Streaming vs. theater: Scarlett Johansson's legal war with Disney explodes
Scarlett Johansson sues Disney for simultaneous streaming and theatrical release of Black Widow, affecting box office profits.
Scarlett Johansson (Source: Marca)
In a bold move that shook the foundations of Hollywood's traditional film distribution model, Scarlett Johansson took legal action against the Walt Disney Co. The heart of the dispute lay in the decision to release the highly anticipated Black Widow on Disney+ streaming service concurrently with its theatrical debut. This strategy, a departure from the norm, sparked a significant conversation about the future of cinema in the wake of the coronavirus pandemic.
At its launch, Black Widow hit the ground running, securing the title of the biggest box office opener during the pandemic with an impressive $80 million haul in its first weekend. However, the triumph was short-lived. The film's revenues plummeted, a trend attributed to its availability on Disney+, which offered viewers a convenient alternative to the cinema. As both the film's star and executive producer, Johansson's compensation was intricately linked to its box office success. Her lawsuit alleged that the dual release strategy breached her contract with Marvel Entertainment, which promised an exclusive theatrical release.

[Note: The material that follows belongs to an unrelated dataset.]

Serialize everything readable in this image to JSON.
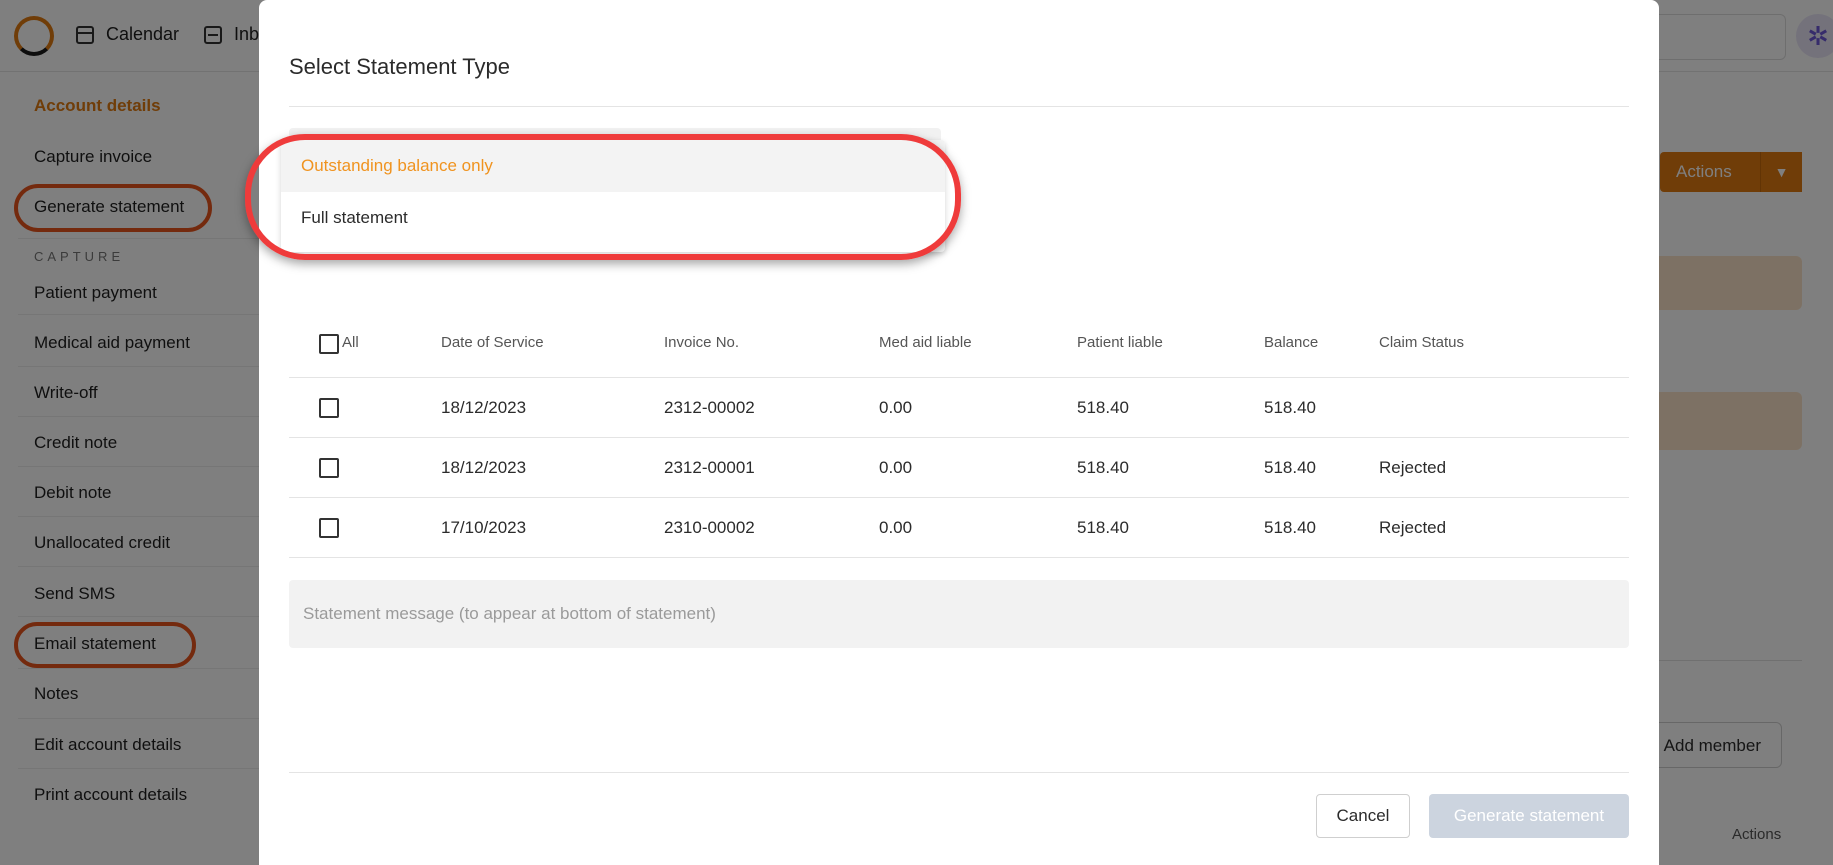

Disney's rebuttal to Johansson's claims was swift, stating that the lawsuit lacked merit and emphasizing that the streaming release was a boon to Johansson's earning potential, on top of the $20 million she had already received. This contention highlighted the broader challenges the entertainment industry faced as it grappled with new norms brought on by the pandemic. Traditional release windows were being reevaluated as studios like WarnerMedia also adopted simultaneous streaming and theatrical releases for their slate of films, albeit with renegotiated contracts to appease talent.
Johansson's legal complaint underscored failed attempts to renegotiate her contract in light of the changed release strategy, pointing to a breakdown in communication between her representatives and the Disney-Marvel partnership. This legal standoff not only cast a spotlight on Johansson's fight for fair compensation but also ignited a wider debate on the valuation of theatrical releases versus digital viewership in a rapidly evolving entertainment landscape.

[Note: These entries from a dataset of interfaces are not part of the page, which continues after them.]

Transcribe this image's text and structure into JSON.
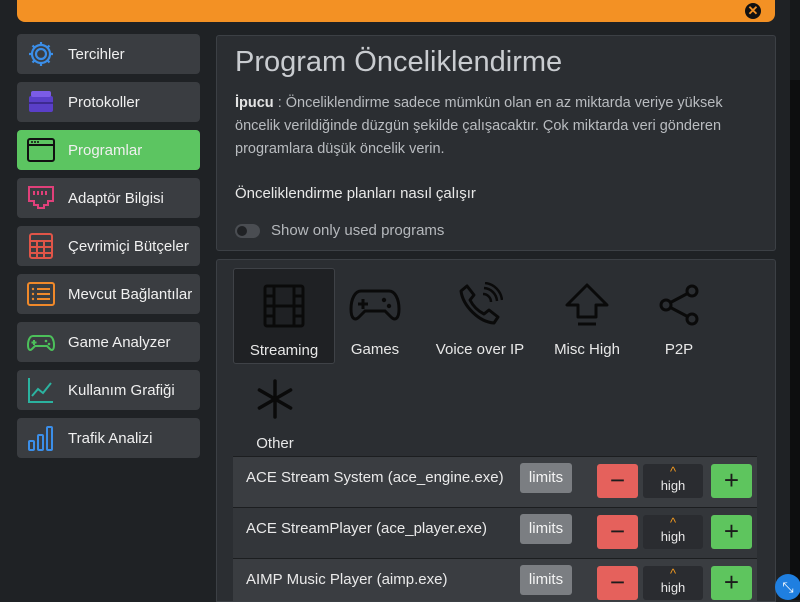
{
  "colors": {
    "accent_orange": "#f39124",
    "active_green": "#5cc561",
    "minus_red": "#e5615c",
    "plus_green": "#5ec55e"
  },
  "sidebar": {
    "items": [
      {
        "label": "Tercihler",
        "icon": "gear-icon"
      },
      {
        "label": "Protokoller",
        "icon": "protocols-icon"
      },
      {
        "label": "Programlar",
        "icon": "window-icon",
        "active": true
      },
      {
        "label": "Adaptör Bilgisi",
        "icon": "ethernet-icon"
      },
      {
        "label": "Çevrimiçi Bütçeler",
        "icon": "calculator-icon"
      },
      {
        "label": "Mevcut Bağlantılar",
        "icon": "list-icon"
      },
      {
        "label": "Game Analyzer",
        "icon": "gamepad-icon"
      },
      {
        "label": "Kullanım Grafiği",
        "icon": "line-chart-icon"
      },
      {
        "label": "Trafik Analizi",
        "icon": "bar-chart-icon"
      }
    ]
  },
  "main": {
    "title": "Program Önceliklendirme",
    "tip_label": "İpucu",
    "tip_text": " : Önceliklendirme sadece mümkün olan en az miktarda veriye yüksek öncelik verildiğinde düzgün şekilde çalışacaktır. Çok miktarda veri gönderen programlara düşük öncelik verin.",
    "how_link": "Önceliklendirme planları nasıl çalışır",
    "toggle_label": "Show only used programs"
  },
  "categories": [
    {
      "label": "Streaming",
      "icon": "film-icon",
      "active": true
    },
    {
      "label": "Games",
      "icon": "gamepad-icon"
    },
    {
      "label": "Voice over IP",
      "icon": "phone-icon"
    },
    {
      "label": "Misc High",
      "icon": "arrow-up-icon"
    },
    {
      "label": "P2P",
      "icon": "share-icon"
    },
    {
      "label": "Other",
      "icon": "asterisk-icon"
    }
  ],
  "programs": [
    {
      "name": "ACE Stream System (ace_engine.exe)",
      "limits": "limits",
      "priority": "high",
      "minus": "−",
      "plus": "+",
      "arrow": "^"
    },
    {
      "name": "ACE StreamPlayer (ace_player.exe)",
      "limits": "limits",
      "priority": "high",
      "minus": "−",
      "plus": "+",
      "arrow": "^"
    },
    {
      "name": "AIMP Music Player (aimp.exe)",
      "limits": "limits",
      "priority": "high",
      "minus": "−",
      "plus": "+",
      "arrow": "^"
    }
  ]
}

As we look back on this pivotal moment, it's clear that Johansson's battle was not just about a single film's profits but about setting a precedent for artist compensation in an era where digital platforms are increasingly dominating the viewing experience. It's a testament to the ongoing transformation of Hollywood's business models, where the balance between artistic merit and commercial viability continues to be renegotiated.
(Several parts of the text in this article, including the title, were generated with the help of an AI tool.)